Over watering to the point of run-off is a serious problem, leading to significant water waste. Soil type and the application rate of the sprinkler system determine how quickly run-off occurs. When water is applied faster than it can permeate the soil, it creates run-off and corresponding loss.
- Over several irrigation cycles, watch for water running onto sidewalks or streets, or into gutters.
- Time how long the sprinkler is on prior to the beginning of water run-off. This becomes the new maximum run time for that irrigation zone. Repeat this process for other zones to prevent water losses due to run-off.
- Change your irrigation timer to the new shorter time. Better yet, trim the irrigation time a little more to the point of allowable plant stress.

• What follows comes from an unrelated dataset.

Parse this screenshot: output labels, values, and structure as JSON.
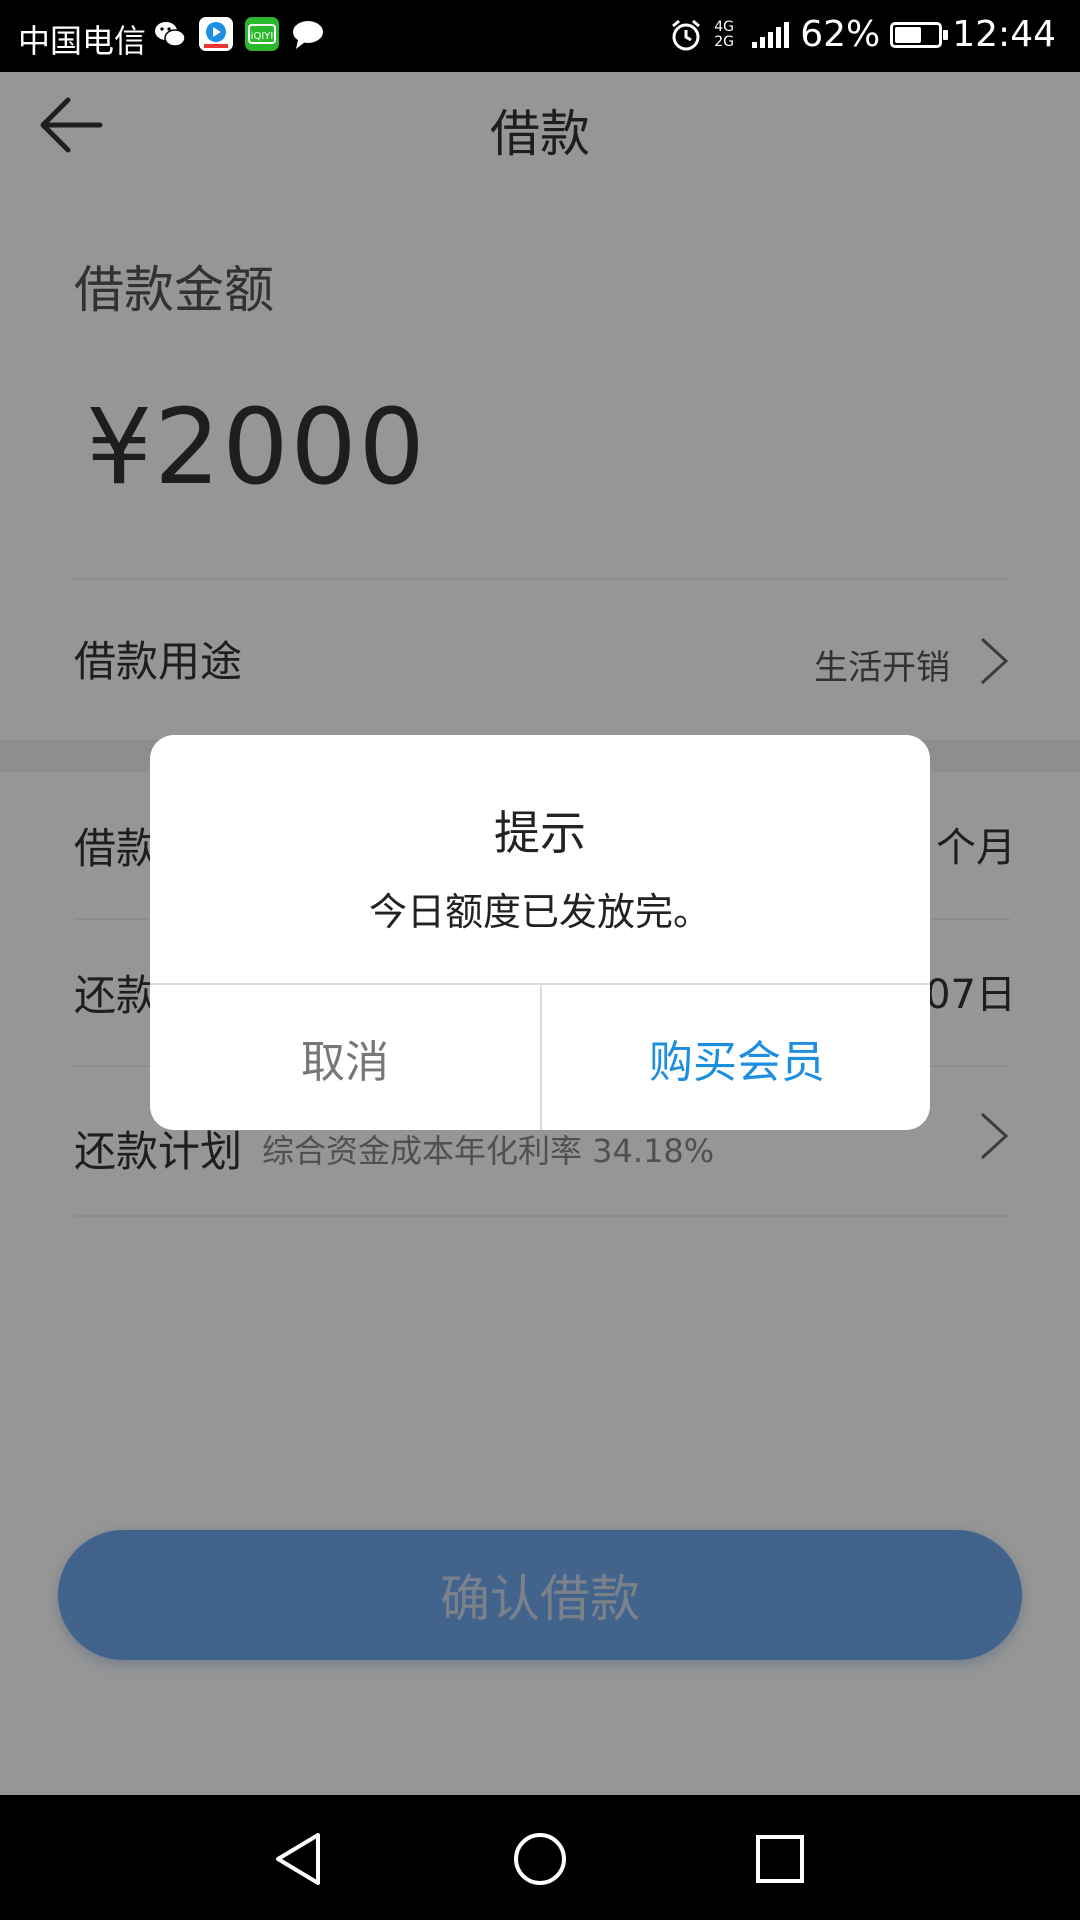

- Watering your lawn every day or every other day is not a water conserving practice. Watering less and for longer duration makes your grass more drought tolerant by allowing the roots to grow deeper.

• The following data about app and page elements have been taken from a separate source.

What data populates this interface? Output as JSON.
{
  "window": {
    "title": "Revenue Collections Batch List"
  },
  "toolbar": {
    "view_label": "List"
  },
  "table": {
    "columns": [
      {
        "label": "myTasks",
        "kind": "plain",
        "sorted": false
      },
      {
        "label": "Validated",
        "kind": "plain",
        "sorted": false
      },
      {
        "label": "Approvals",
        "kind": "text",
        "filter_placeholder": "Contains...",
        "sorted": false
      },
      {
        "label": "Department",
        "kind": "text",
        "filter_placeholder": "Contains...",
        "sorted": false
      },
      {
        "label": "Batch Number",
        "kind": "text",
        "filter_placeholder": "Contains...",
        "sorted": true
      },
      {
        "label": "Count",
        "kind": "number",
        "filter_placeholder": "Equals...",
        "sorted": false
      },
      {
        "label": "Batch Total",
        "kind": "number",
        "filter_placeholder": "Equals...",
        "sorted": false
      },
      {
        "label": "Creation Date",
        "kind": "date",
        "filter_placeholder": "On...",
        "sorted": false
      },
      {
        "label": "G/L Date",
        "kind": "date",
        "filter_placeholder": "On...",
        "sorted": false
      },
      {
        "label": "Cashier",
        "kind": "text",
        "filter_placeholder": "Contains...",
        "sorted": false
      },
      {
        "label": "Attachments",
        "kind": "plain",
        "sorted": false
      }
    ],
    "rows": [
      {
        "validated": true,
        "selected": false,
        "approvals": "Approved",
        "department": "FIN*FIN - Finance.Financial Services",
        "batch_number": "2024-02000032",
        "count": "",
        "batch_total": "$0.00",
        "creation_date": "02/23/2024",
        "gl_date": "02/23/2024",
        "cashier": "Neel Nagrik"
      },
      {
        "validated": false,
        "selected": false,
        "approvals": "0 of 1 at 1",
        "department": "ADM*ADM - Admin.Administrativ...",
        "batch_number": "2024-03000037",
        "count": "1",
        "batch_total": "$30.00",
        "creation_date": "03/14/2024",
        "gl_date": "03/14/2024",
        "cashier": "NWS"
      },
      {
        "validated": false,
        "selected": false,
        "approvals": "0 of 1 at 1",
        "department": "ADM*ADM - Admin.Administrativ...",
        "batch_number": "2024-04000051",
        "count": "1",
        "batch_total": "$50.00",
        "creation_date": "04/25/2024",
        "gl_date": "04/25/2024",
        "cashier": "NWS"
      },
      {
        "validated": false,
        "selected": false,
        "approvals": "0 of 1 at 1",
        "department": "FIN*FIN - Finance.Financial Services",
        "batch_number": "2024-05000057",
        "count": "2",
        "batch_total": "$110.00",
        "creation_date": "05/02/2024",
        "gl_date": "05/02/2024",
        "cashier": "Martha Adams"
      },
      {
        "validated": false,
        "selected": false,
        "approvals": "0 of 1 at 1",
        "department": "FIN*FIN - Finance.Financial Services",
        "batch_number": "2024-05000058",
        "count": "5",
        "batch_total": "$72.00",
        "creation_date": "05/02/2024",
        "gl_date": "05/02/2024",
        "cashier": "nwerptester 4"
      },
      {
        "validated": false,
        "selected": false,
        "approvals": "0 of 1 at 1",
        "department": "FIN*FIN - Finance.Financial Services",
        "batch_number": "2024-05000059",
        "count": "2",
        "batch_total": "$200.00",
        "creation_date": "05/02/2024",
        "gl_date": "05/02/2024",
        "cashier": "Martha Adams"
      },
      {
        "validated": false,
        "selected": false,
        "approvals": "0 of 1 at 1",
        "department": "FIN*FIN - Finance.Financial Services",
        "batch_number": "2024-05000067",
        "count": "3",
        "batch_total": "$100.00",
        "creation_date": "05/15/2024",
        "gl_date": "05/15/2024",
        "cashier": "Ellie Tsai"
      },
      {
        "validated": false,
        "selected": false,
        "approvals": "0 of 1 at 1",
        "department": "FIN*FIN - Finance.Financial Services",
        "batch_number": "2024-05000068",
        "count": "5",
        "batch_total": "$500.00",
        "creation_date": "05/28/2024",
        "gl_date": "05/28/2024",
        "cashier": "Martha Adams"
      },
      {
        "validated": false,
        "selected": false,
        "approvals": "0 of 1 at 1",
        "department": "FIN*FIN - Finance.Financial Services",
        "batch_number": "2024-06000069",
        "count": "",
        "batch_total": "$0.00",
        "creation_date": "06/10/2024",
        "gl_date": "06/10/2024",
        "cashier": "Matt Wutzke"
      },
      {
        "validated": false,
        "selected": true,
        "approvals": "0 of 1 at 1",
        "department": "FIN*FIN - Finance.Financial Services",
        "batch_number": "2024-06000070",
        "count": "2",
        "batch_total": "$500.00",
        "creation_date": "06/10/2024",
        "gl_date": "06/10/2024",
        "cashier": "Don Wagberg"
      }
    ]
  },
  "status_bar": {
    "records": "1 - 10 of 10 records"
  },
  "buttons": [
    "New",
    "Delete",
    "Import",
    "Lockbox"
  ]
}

- Water your lawn before 10:00 AM or after 7:00 PM. There is less evaporation than during the heat of the day. Avoid watering on windy days when water will be blown away from its intended application.
- Adjust your sprinklers to water your lawn, not the sidewalk or driveway.
- As plant material matures, trim or remove vegetation which is blocking or altering the spray from the heads.
- A good conservation practice is to use a hose timer when watering your lawn or plants with a garden hose.
- Collect rainwater and use it as a free source of water. Use rainwater on gardens, potted plants, planting beds, birdbaths, refill ponds, etc.
- Helpful links regarding rainwater collection:
- Inspect your irrigation system to be sure it is operating efficiently. Each month, check every zone, adjusting all the heads which are not spraying properly and repair all leaks.
- How many gallons required per zone
- Record current controller run times
- Create a spreadsheet/graph showing usage
- Develop a recommended schedule and a spreadsheet showing future use and potential savings